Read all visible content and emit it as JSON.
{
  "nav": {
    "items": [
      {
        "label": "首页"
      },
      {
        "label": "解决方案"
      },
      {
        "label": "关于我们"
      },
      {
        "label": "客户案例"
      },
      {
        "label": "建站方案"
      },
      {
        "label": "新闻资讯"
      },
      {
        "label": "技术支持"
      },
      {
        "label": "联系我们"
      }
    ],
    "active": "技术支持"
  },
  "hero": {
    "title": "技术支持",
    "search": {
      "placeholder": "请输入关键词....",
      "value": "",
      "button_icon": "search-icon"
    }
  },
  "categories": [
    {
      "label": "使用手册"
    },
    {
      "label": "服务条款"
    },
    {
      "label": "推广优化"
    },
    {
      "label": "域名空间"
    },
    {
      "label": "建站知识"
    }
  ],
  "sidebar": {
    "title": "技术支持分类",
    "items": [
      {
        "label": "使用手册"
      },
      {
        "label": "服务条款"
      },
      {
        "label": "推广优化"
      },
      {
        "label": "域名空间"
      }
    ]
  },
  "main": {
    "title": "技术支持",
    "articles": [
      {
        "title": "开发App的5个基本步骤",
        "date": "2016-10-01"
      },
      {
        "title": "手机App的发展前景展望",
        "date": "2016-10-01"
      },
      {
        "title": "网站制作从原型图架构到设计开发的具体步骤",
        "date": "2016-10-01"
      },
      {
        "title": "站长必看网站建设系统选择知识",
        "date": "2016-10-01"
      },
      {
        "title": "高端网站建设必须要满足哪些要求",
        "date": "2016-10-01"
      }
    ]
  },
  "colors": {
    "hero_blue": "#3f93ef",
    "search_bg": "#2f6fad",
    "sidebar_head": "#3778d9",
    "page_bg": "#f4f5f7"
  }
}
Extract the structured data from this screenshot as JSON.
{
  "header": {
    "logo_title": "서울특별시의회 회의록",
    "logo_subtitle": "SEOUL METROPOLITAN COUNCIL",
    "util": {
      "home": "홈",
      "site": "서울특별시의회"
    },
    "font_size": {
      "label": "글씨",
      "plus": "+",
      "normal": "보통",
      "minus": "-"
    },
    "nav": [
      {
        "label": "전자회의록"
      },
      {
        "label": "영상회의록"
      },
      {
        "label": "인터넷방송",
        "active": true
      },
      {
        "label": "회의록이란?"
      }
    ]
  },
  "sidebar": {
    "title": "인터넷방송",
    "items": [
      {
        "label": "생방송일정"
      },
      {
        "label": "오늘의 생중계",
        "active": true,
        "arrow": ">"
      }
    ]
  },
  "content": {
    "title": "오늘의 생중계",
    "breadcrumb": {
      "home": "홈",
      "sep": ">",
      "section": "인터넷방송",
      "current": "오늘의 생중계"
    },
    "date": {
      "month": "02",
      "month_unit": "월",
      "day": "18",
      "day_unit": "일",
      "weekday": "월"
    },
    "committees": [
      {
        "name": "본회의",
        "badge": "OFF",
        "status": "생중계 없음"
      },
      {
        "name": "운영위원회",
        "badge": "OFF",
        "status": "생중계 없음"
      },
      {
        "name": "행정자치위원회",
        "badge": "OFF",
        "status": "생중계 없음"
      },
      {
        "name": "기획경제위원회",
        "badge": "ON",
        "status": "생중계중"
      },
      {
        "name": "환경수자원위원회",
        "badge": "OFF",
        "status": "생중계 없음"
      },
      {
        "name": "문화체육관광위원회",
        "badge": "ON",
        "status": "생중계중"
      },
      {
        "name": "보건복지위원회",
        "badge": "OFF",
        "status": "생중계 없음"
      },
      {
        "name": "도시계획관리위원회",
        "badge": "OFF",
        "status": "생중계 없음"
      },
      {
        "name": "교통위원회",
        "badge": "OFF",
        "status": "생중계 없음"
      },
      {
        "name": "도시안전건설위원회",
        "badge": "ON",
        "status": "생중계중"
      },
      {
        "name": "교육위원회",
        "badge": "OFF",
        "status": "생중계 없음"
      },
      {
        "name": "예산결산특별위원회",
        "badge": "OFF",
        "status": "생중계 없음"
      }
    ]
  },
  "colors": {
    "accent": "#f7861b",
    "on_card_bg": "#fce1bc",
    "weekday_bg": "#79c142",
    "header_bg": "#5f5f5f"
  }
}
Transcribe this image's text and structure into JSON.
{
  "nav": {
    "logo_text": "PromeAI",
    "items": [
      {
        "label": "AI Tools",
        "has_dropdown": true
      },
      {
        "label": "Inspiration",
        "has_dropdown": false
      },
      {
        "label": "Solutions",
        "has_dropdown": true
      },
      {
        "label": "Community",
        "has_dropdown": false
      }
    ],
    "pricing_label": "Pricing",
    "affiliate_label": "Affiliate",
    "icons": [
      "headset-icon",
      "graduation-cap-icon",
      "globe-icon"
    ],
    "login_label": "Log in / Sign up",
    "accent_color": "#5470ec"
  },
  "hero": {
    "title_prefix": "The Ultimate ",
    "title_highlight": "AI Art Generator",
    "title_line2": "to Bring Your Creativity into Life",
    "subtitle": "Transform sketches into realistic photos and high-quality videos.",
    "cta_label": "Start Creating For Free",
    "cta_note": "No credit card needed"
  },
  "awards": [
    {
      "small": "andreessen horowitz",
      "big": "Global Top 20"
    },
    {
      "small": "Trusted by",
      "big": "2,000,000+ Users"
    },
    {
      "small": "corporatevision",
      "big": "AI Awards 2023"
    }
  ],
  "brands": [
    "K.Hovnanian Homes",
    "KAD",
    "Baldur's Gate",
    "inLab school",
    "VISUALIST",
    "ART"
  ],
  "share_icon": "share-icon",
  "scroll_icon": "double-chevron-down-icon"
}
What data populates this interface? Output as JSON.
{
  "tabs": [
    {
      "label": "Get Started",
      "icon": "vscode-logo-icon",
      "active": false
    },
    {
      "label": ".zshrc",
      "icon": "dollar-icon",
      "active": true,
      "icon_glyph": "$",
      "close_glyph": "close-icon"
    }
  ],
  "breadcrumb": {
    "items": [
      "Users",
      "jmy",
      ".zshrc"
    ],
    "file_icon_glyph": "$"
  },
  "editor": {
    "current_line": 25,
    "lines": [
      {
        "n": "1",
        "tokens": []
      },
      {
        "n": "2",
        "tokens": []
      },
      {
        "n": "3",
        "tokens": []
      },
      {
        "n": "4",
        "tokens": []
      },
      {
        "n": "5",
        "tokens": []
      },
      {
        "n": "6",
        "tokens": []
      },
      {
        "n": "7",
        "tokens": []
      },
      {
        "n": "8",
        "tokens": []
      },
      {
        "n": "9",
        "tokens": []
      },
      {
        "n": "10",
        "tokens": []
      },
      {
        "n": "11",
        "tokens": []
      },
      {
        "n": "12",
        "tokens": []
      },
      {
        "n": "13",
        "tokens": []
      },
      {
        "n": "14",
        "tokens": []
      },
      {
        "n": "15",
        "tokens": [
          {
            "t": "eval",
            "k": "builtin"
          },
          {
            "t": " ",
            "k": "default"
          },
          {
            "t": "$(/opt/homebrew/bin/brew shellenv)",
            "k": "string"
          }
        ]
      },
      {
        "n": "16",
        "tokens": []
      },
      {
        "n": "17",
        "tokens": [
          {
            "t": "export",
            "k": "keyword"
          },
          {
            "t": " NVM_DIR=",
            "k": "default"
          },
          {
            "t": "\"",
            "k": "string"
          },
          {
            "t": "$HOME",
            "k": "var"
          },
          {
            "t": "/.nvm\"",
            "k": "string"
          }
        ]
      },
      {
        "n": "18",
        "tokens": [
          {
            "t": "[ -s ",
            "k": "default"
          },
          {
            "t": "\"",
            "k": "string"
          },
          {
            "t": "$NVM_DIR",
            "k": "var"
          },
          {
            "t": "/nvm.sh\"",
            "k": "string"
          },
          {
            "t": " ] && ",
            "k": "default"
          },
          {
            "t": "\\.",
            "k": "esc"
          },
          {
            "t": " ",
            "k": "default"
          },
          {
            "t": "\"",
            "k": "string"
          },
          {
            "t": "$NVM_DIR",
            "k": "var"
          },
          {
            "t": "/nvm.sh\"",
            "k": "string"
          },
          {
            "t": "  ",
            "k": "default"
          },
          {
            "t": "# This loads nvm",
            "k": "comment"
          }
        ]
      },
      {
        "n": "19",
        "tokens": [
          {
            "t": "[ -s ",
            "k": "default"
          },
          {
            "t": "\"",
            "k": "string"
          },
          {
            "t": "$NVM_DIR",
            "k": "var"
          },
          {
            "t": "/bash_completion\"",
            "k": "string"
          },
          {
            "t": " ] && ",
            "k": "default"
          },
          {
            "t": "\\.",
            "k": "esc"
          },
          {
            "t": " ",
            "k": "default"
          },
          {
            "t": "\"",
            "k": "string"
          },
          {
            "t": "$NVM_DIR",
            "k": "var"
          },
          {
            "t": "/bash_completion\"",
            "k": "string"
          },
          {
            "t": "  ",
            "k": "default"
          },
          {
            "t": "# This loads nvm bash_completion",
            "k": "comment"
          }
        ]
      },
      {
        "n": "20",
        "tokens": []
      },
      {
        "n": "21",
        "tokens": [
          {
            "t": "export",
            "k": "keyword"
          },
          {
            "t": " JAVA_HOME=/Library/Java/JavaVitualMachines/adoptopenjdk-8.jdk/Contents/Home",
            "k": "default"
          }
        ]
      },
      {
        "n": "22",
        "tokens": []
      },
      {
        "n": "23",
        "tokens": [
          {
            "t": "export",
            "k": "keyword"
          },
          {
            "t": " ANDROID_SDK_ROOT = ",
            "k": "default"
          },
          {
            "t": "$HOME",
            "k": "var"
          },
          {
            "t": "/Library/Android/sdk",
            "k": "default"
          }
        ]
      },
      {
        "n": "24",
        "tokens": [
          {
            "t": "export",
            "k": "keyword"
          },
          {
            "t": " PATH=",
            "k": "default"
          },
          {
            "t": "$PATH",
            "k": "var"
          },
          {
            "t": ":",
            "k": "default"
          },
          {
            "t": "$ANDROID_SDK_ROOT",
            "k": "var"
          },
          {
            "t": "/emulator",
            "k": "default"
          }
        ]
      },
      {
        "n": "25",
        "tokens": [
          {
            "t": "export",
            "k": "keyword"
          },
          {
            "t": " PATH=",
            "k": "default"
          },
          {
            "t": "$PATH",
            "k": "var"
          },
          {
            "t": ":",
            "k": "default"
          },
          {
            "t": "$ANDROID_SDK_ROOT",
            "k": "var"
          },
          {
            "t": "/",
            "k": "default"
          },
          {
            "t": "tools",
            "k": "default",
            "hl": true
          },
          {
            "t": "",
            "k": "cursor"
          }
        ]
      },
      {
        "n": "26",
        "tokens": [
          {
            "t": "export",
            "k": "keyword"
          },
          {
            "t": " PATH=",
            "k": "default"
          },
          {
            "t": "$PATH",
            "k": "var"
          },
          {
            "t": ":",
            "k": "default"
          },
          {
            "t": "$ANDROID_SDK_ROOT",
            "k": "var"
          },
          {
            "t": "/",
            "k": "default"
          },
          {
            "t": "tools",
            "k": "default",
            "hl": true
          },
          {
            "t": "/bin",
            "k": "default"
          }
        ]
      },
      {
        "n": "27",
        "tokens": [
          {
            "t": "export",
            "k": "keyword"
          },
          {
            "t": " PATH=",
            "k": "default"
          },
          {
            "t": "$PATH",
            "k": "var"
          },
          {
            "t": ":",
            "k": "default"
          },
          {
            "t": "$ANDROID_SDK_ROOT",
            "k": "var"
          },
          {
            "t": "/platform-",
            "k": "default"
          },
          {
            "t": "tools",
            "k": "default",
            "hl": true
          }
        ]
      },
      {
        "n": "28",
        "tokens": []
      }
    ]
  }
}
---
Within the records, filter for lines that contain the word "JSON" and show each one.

Read all visible content and emit it as JSON.
Extract the structured data from this screenshot as JSON.
Transcribe this image's text and structure into JSON.
What data populates this interface? Output as JSON.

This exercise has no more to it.